After Harvey gives Kate some space, they both display their vulnerability. He also makes her laugh. At this crossroads in their lives, t hey are now able to deeply connect.
Using films that show couples' dynamics in the context of couples therapy can help clients learn necessary attitudes, perceptions, and behaviors. Movies that introduce readily grasped images can teach couples to communicate unfamiliar concepts to their partners.
Films can also be used as cautionary tales: Couples learn "by proxy" how not to do something or not to behave because they see the negative consequences of a character's behavior in a relationship.
When one partner resists therapy, encouraging them to watch a movie where a characters struggles with similar issues often helps the resisting client to open up because they are less intimidated by the therapeutic process and less afraid of getting blamed. Watching a film with subsequent discussion helps couples to see their situation from a bird's eye perspective. Resistance often results from a feeling of helplessness. Many movies demonstrate behavior change, and couples start to envision how their own problems might be solved.

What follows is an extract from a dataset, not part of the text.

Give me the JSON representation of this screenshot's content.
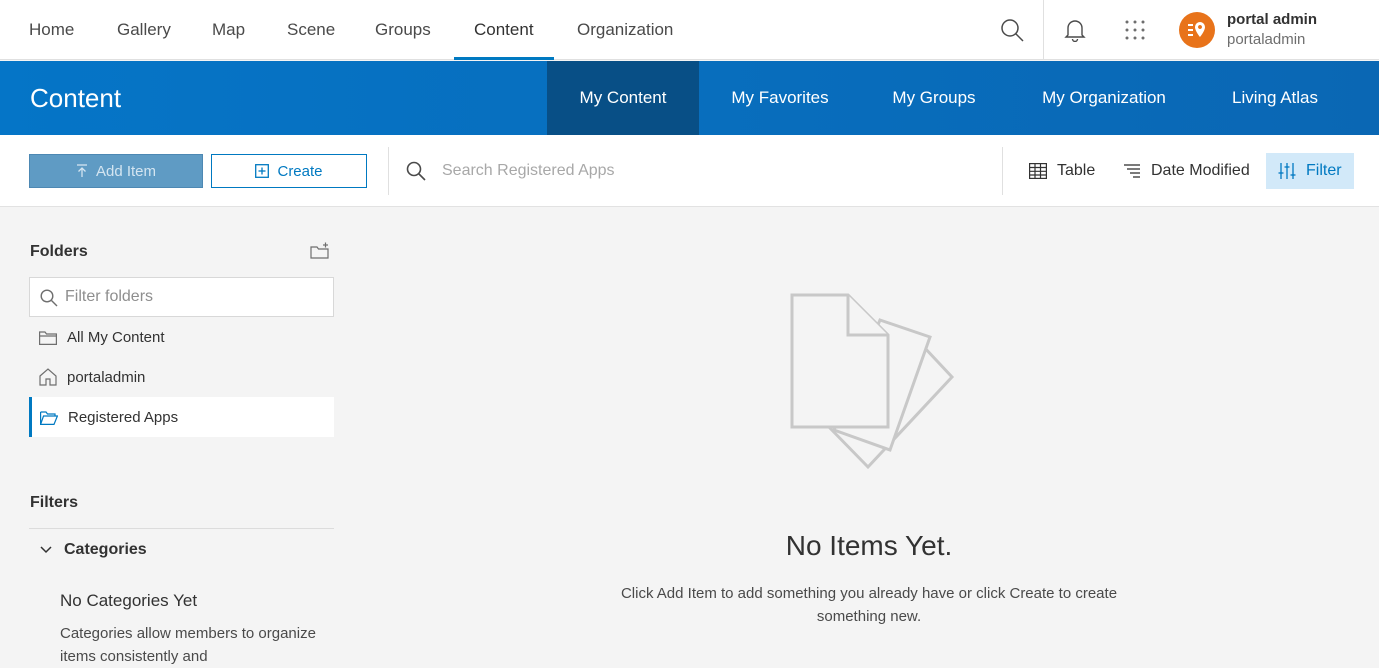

Film critics have called Mommie Dearest a "depressive" movie. Depressive and violent films should be used carefully in therapy because they can be re-traumatizing if they reactivate previous psychological trauma.
On the other hand, using movies in therapy that can trigger fear, anger, or sadness might help clients become more conscious of these emotions if they have been repressed. In work with psychological trauma, this is one of several treatment methods that help clients process trauma within a so-called "therapeutic window". Interventions are done within this "window" when they create enough therapeutic challenge but don't lead to an overwhelming internal experience. Emotional overwhelm needs to be avoided because it can create an avoidance response, like dissociation, etc.
When characters are portrayed who seem depressed, a film can - almost like a support group - help clients feel less isolated with their challenging experiences or they can serve as a psycho-educational tool in cognitive work. If the character's depression is a result of grief, this kind of movie helps normalize grief.
Guidelines for Questions and Suggestions
Keep the following questions in mind while you watch:
What parts of the movie touch you most?
What character do you most identify with and why?
What enables Kate show their vulnerability, let go of her fear of emotional intimacy, and eventually start trusting Harvey?
Questions after the movie:
What did you like and what did you not like about Kate's and Harvey's communication?
How are your communication patterns similar or different?
What makes you afraid of emotional intimacy (explore history)?
What can you learn from Kate and Harvey?
What do you want to do differently than Kate and Harvey?
Can you imagine yourself with the courage to express the truth about your hurt and/or your love, although you feel scared?
Practice one or more Positive Psychotherapy exercises as you focus on developing the above-mentioned strengths (see exercises in: www.zurinstitute.com/positive_psychology_movies_course.html)
Thanks for reading. I encourage and welcome feedback.
Birgit Wolz, Ph.D., MFT.,
Canyon, CA, USA